> Work order
A faithful retyping of every entry below is wanted, with images left out.

Stored entries
++++++

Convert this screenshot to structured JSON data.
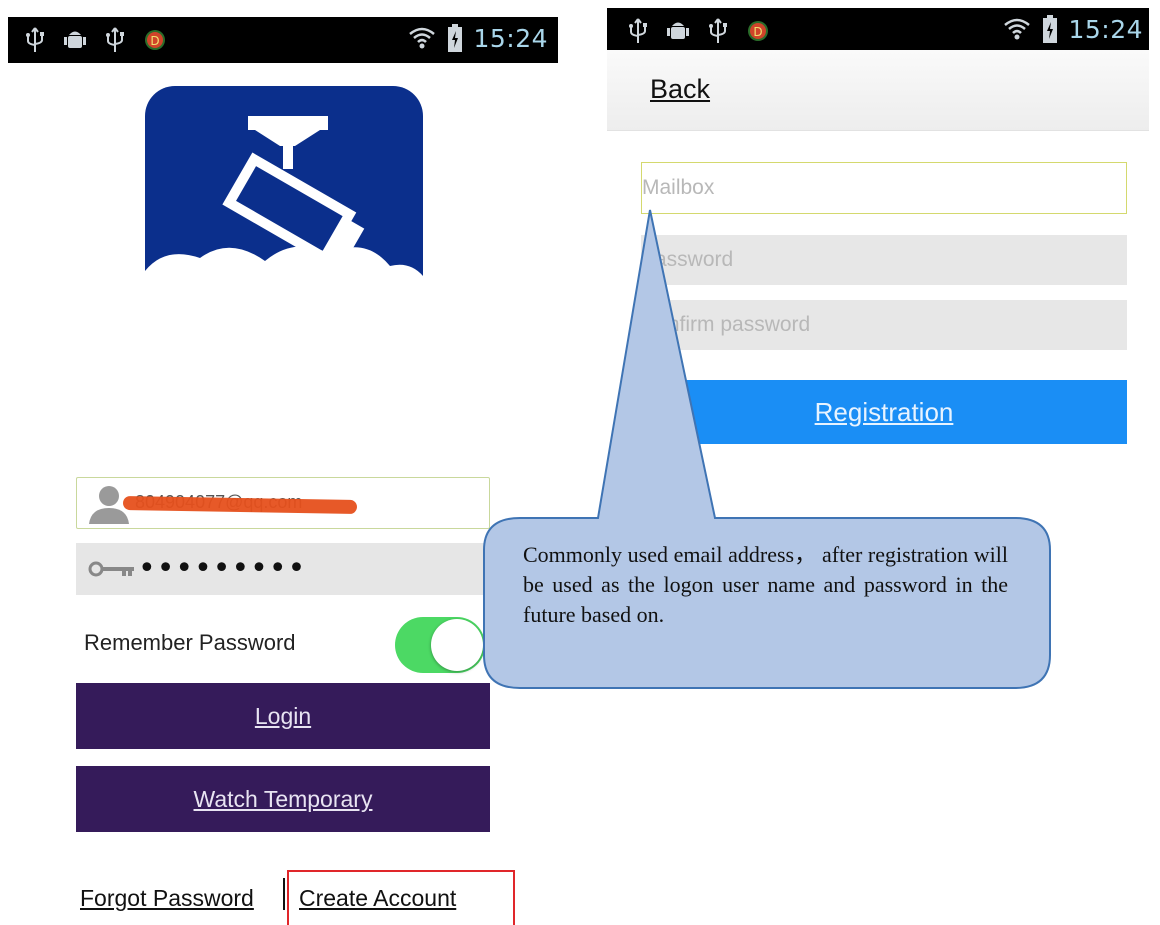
{
  "left_phone": {
    "statusbar": {
      "icons": [
        "usb-icon",
        "android-debug-icon",
        "usb-icon",
        "debug-d-icon"
      ],
      "time": "15:24"
    },
    "username_value": "804904077@qq.com",
    "password_masked": "•••••••••",
    "remember_label": "Remember Password",
    "remember_on": true,
    "login_label": "Login",
    "watch_label": "Watch Temporary",
    "forgot_label": "Forgot Password",
    "create_label": "Create Account"
  },
  "right_phone": {
    "statusbar": {
      "icons": [
        "usb-icon",
        "android-debug-icon",
        "usb-icon",
        "debug-d-icon"
      ],
      "time": "15:24"
    },
    "back_label": "Back",
    "mailbox_placeholder": "Mailbox",
    "password_placeholder": "Password",
    "confirm_placeholder": "Confirm password",
    "registration_label": "Registration"
  },
  "callout_text": "Commonly used email address，  after registration will be used as the logon user name and password in the future based on.",
  "colors": {
    "purple_button": "#351b5a",
    "registration_blue": "#1a8ef5",
    "toggle_green": "#4cd964",
    "highlight_red": "#e0262a",
    "callout_fill": "#b3c7e6",
    "callout_stroke": "#3f74b4",
    "logo_blue": "#0b2f8c"
  }
}
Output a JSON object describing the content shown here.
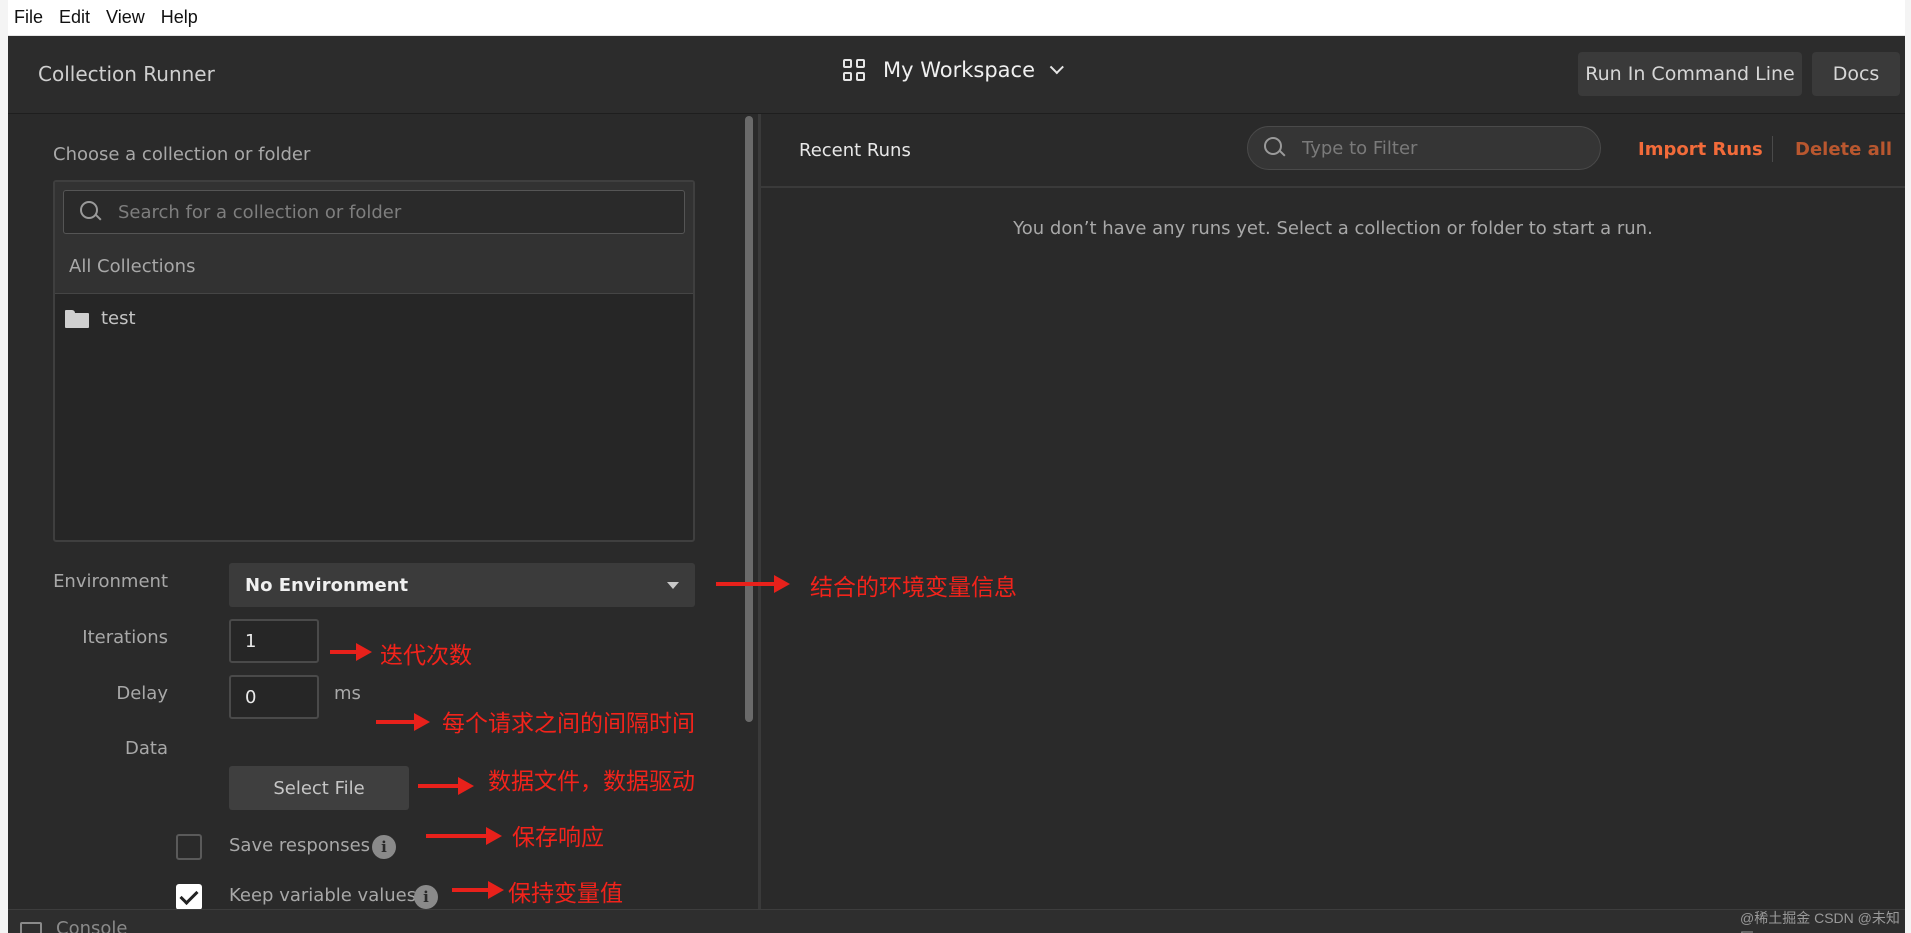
{
  "menubar": {
    "items": [
      "File",
      "Edit",
      "View",
      "Help"
    ]
  },
  "header": {
    "title": "Collection Runner",
    "workspace": "My Workspace",
    "run_cmdline": "Run In Command Line",
    "docs": "Docs"
  },
  "left": {
    "choose_label": "Choose a collection or folder",
    "search_placeholder": "Search for a collection or folder",
    "all_collections": "All Collections",
    "collections": [
      "test"
    ],
    "environment_label": "Environment",
    "environment_value": "No Environment",
    "iterations_label": "Iterations",
    "iterations_value": "1",
    "delay_label": "Delay",
    "delay_value": "0",
    "delay_unit": "ms",
    "data_label": "Data",
    "select_file": "Select File",
    "save_responses": "Save responses",
    "save_responses_checked": false,
    "keep_values": "Keep variable values",
    "keep_values_checked": true
  },
  "right": {
    "title": "Recent Runs",
    "filter_placeholder": "Type to Filter",
    "import_runs": "Import Runs",
    "delete_all": "Delete all",
    "empty_message": "You don’t have any runs yet. Select a collection or folder to start a run."
  },
  "bottom": {
    "console": "Console"
  },
  "annotations": {
    "environment": "结合的环境变量信息",
    "iterations": "迭代次数",
    "delay": "每个请求之间的间隔时间",
    "data": "数据文件，数据驱动",
    "save": "保存响应",
    "keep": "保持变量值"
  },
  "watermark": "@稀土掘金 CSDN @未知匠",
  "colors": {
    "accent": "#f26b3a",
    "annotation": "#e8211b",
    "bg": "#2a2a2a"
  }
}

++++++

> Your solution
Convert this screenshot to structured JSON data.
{
  "left_phone": {
    "statusbar": {
      "icons": [
        "usb-icon",
        "android-debug-icon",
        "usb-icon",
        "debug-d-icon"
      ],
      "time": "15:24"
    },
    "username_value": "804904077@qq.com",
    "password_masked": "•••••••••",
    "remember_label": "Remember Password",
    "remember_on": true,
    "login_label": "Login",
    "watch_label": "Watch Temporary",
    "forgot_label": "Forgot Password",
    "create_label": "Create Account"
  },
  "right_phone": {
    "statusbar": {
      "icons": [
        "usb-icon",
        "android-debug-icon",
        "usb-icon",
        "debug-d-icon"
      ],
      "time": "15:24"
    },
    "back_label": "Back",
    "mailbox_placeholder": "Mailbox",
    "password_placeholder": "Password",
    "confirm_placeholder": "Confirm password",
    "registration_label": "Registration"
  },
  "callout_text": "Commonly used email address，  after registration will be used as the logon user name and password in the future based on.",
  "colors": {
    "purple_button": "#351b5a",
    "registration_blue": "#1a8ef5",
    "toggle_green": "#4cd964",
    "highlight_red": "#e0262a",
    "callout_fill": "#b3c7e6",
    "callout_stroke": "#3f74b4",
    "logo_blue": "#0b2f8c"
  }
}
Output a JSON object describing the content shown here.
{
  "menubar": {
    "items": [
      "File",
      "Edit",
      "View",
      "Help"
    ]
  },
  "header": {
    "title": "Collection Runner",
    "workspace": "My Workspace",
    "run_cmdline": "Run In Command Line",
    "docs": "Docs"
  },
  "left": {
    "choose_label": "Choose a collection or folder",
    "search_placeholder": "Search for a collection or folder",
    "all_collections": "All Collections",
    "collections": [
      "test"
    ],
    "environment_label": "Environment",
    "environment_value": "No Environment",
    "iterations_label": "Iterations",
    "iterations_value": "1",
    "delay_label": "Delay",
    "delay_value": "0",
    "delay_unit": "ms",
    "data_label": "Data",
    "select_file": "Select File",
    "save_responses": "Save responses",
    "save_responses_checked": false,
    "keep_values": "Keep variable values",
    "keep_values_checked": true
  },
  "right": {
    "title": "Recent Runs",
    "filter_placeholder": "Type to Filter",
    "import_runs": "Import Runs",
    "delete_all": "Delete all",
    "empty_message": "You don’t have any runs yet. Select a collection or folder to start a run."
  },
  "bottom": {
    "console": "Console"
  },
  "annotations": {
    "environment": "结合的环境变量信息",
    "iterations": "迭代次数",
    "delay": "每个请求之间的间隔时间",
    "data": "数据文件，数据驱动",
    "save": "保存响应",
    "keep": "保持变量值"
  },
  "watermark": "@稀土掘金 CSDN @未知匠",
  "colors": {
    "accent": "#f26b3a",
    "annotation": "#e8211b",
    "bg": "#2a2a2a"
  }
}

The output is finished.